Oil prices which began to rise on Friday have weakened by the background details on Monday. WTI dropped by -1.08% while Brent fell -0.93% to settle at $45.76 to $48.79 respectively.
Baker Hughes’ weekly figures appear to show a rise in drilling activity in the United States. The number of active rigs increased to 246 rigs last week (+5 rigs). Canada also saw an increase by 2 installations to 40 active installations. In the United States and Canada, the number of active gas installations has declined by 4.
The number of rigs, as an indication of potential demand, suggests a turnaround in the sector and expectations for growth in production. In order to sustain a steady output level for a long time, current levels are still inadequate.

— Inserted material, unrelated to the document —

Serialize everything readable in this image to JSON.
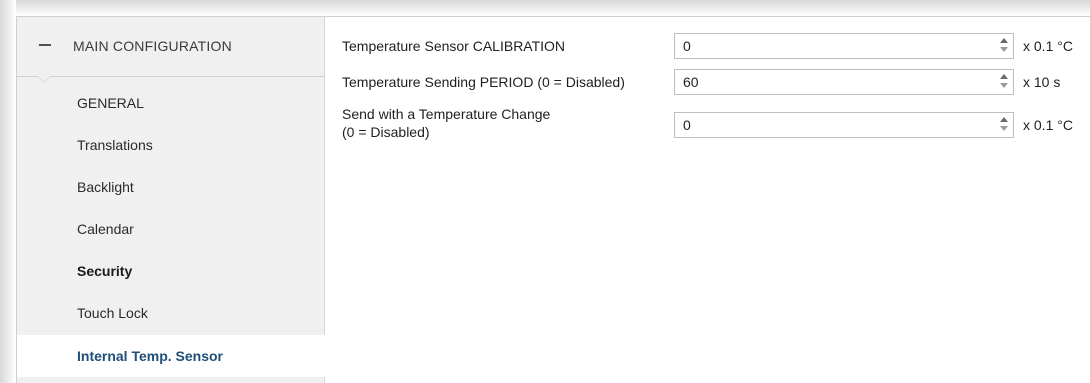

However, current oil prices may lead to an increase in shale drilling activity growth in the first quarter, leading to a revision of the 2021 forecasts.
Over the weekend, in many regions of the world, efforts to contain the COVID-19 outbreak have been tightened. According to Reuters, social distance initiatives in California, Bavaria and South Korea have increased. This news is not surprising, but it reminds that the pandemic is still important and that even the early start of vaccination would not allow the world to escape adverse effects over the next few months on the economy and on oil demand.
Meanwhile, Iran has started to plan to boost oil exports. The Islamic Republic hopes that the new President’s administration will return to the Trumped-out nuclear agreement and relax the restrictions on oil and gas exports. Reuters announced that Iran’s oil ministry was directed to prepare production facilities to hit maximum capacity within three months, citing state media.
Iran exported around 2 million barrels per day until 2018, prior to the US withdrawal from the nuclear agreement. It is hard to determine current exports, as the nation hides its vessels to avoid sanctions. Estimates range from 300,000 barrels per day to 700,000 barrels. Reuters reports Iran’s production at about 2.1 million barrels a day, compared to 3.8 million barrels a day in the summer of 2018.
Iran is not bound by the OPEC+ restrictions, which will allow it to increase production without hindrance if sanctions are lifted. In fact, however, it is too early to talk about this. The process will take several months and will be extensively debated in the United States by officials whose views will vary.